Viral infections impose major stress on the host cell. In response, stress pathways can rapidly deploy defence mechanisms by shutting off the protein synthesis machinery and triggering the accumulation of mRNAs into stress granules to limit the use of energy and nutrients. Because this threatens viral gene expression, viruses need to evade these pathways to propagate. Human norovirus is responsible for gastroenteritis outbreaks worldwide. Here we examined how norovirus interacts with the eIF2α signaling axis controlling translation and stress granules. While norovirus infection represses host cell translation, our mechanistic analyses revealed that eIF2α signaling mediated by the stress kinase GCN2 is uncoupled from translational stalling. Moreover, infection results in a redistribution of the RNA-binding protein G3BP1 to replication complexes and remodelling of its interacting partners, allowing the avoidance from canonical stress granules. These results define novel strategies by which norovirus undergo efficient replication whilst avoiding the host stress response and manipulating the G3BP1 interactome.

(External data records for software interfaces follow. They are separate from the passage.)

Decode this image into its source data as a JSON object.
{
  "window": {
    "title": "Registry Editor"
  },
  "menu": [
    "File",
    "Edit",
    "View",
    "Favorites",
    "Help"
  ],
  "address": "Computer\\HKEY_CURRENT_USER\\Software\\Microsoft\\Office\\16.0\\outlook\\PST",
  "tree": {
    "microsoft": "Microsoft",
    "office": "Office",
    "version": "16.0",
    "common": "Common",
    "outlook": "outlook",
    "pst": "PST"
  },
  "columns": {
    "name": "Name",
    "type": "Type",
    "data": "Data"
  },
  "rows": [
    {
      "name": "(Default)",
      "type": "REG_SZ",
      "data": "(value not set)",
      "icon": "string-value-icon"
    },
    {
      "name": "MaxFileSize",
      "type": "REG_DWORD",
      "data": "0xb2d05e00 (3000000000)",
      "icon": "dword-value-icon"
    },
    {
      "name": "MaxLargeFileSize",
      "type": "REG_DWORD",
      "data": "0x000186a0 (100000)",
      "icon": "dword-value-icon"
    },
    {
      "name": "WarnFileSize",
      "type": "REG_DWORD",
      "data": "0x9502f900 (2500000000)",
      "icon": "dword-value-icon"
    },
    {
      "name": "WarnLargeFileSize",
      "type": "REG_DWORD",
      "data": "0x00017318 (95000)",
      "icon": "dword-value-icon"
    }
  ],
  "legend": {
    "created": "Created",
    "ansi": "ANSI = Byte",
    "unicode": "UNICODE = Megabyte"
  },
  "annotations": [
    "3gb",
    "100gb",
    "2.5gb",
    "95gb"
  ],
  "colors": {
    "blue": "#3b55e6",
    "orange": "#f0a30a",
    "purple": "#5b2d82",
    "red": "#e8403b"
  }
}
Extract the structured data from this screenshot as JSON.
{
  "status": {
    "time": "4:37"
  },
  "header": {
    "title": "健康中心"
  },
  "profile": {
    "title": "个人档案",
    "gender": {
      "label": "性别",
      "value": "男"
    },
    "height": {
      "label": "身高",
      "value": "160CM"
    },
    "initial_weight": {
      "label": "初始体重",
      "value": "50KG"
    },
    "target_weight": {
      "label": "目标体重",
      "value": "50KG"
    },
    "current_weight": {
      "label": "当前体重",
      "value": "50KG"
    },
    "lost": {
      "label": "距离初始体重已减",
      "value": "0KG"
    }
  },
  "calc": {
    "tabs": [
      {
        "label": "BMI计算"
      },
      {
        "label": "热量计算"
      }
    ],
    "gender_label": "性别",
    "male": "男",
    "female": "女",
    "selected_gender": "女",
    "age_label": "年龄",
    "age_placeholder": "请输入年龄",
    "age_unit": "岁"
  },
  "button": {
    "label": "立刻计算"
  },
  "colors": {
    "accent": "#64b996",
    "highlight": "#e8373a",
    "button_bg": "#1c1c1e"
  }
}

Research Article, Biology and life sciences, Medicine and health sciences, Research and analysis methods
Deutsche Forschungsgemeinschaft (272983813 - TRR179)
Biotechnology and Biological Sciences Research Council (BB/N000943/1)
Biotechnology and Biological Sciences Research Council (BB/P068018/1)
Biotechnology and Biological Sciences Research Council (BB/N001176/1)
Wellcome trust (207498/Z/17/Z)
External DOI: https://doi.org/10.1371/journal.ppat.1008250
This record's URL: https://www.repository.cam.ac.uk/handle/1810/300971
Attribution 4.0 International (CC BY 4.0)
Licence URL: https://creativecommons.org/licenses/by/4.0/